*** Opening Task input ***

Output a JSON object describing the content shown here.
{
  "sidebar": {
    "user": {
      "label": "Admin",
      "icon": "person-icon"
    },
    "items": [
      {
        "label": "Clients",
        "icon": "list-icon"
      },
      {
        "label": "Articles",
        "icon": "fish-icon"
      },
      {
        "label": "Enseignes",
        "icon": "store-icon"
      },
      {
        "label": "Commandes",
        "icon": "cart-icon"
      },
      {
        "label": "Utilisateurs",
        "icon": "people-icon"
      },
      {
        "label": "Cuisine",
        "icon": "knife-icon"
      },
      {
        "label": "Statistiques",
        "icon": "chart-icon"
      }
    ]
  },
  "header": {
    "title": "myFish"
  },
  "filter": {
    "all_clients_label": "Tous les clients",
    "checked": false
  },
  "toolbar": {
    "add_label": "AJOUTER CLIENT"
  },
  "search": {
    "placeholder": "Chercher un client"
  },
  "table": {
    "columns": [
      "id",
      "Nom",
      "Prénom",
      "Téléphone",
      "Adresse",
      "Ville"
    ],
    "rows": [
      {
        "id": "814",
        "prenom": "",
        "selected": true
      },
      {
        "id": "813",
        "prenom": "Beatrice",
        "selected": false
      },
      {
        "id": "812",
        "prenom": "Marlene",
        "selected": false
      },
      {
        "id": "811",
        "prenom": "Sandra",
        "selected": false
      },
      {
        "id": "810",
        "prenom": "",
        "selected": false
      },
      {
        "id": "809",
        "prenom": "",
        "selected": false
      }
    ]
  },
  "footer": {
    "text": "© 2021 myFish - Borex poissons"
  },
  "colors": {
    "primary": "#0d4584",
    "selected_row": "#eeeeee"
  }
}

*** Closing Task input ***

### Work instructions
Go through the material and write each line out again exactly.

### Solution for this task
Output a JSON object describing the content shown here.
{
  "sidebar": {
    "user": {
      "label": "Admin",
      "icon": "person-icon"
    },
    "items": [
      {
        "label": "Clients",
        "icon": "list-icon"
      },
      {
        "label": "Articles",
        "icon": "fish-icon"
      },
      {
        "label": "Enseignes",
        "icon": "store-icon"
      },
      {
        "label": "Commandes",
        "icon": "cart-icon"
      },
      {
        "label": "Utilisateurs",
        "icon": "people-icon"
      },
      {
        "label": "Cuisine",
        "icon": "knife-icon"
      },
      {
        "label": "Statistiques",
        "icon": "chart-icon"
      }
    ]
  },
  "header": {
    "title": "myFish"
  },
  "filter": {
    "all_clients_label": "Tous les clients",
    "checked": false
  },
  "toolbar": {
    "add_label": "AJOUTER CLIENT"
  },
  "search": {
    "placeholder": "Chercher un client"
  },
  "table": {
    "columns": [
      "id",
      "Nom",
      "Prénom",
      "Téléphone",
      "Adresse",
      "Ville"
    ],
    "rows": [
      {
        "id": "814",
        "prenom": "",
        "selected": true
      },
      {
        "id": "813",
        "prenom": "Beatrice",
        "selected": false
      },
      {
        "id": "812",
        "prenom": "Marlene",
        "selected": false
      },
      {
        "id": "811",
        "prenom": "Sandra",
        "selected": false
      },
      {
        "id": "810",
        "prenom": "",
        "selected": false
      },
      {
        "id": "809",
        "prenom": "",
        "selected": false
      }
    ]
  },
  "footer": {
    "text": "© 2021 myFish - Borex poissons"
  },
  "colors": {
    "primary": "#0d4584",
    "selected_row": "#eeeeee"
  }
}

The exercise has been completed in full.